**INSTRUCTIONS FOR THE TASK:** Count how many lines of the data include "JSON". The answer is that number and nothing else.

**INPUT MATERIAL:**
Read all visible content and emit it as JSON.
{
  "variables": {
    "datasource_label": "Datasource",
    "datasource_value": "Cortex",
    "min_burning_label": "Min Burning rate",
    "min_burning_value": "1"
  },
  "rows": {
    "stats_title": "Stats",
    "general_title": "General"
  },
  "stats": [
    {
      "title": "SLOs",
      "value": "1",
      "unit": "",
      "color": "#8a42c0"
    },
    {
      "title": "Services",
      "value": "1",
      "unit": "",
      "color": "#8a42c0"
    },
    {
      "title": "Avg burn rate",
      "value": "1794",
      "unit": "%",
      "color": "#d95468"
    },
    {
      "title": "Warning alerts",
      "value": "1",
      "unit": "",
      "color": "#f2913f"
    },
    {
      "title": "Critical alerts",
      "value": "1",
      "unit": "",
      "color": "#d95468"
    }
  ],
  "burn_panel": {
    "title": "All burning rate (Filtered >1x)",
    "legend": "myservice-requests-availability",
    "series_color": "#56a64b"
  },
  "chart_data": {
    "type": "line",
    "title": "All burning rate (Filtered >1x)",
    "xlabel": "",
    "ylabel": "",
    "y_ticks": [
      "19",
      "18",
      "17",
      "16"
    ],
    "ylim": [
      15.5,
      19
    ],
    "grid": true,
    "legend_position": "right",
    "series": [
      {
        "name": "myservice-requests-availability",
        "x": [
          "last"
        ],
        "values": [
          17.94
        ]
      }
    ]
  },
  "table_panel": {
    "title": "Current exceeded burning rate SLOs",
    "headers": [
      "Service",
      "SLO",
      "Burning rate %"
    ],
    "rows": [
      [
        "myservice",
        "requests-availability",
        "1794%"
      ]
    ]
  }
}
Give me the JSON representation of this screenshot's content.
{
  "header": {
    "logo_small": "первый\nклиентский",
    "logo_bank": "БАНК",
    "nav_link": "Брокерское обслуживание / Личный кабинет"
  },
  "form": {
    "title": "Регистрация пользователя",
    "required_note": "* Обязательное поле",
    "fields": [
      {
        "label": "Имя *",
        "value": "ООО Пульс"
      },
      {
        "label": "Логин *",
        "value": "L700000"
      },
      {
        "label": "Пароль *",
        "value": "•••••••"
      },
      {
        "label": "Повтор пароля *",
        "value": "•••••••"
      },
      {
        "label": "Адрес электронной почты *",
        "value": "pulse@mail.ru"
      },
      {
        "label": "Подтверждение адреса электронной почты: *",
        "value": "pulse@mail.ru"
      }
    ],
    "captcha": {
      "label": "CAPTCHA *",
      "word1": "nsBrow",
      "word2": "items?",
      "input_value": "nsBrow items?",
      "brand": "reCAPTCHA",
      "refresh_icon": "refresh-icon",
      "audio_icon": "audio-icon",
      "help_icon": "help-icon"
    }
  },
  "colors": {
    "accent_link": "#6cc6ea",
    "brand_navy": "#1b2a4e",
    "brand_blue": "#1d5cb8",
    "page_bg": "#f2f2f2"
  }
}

**REPLY TO THE TASK:** 2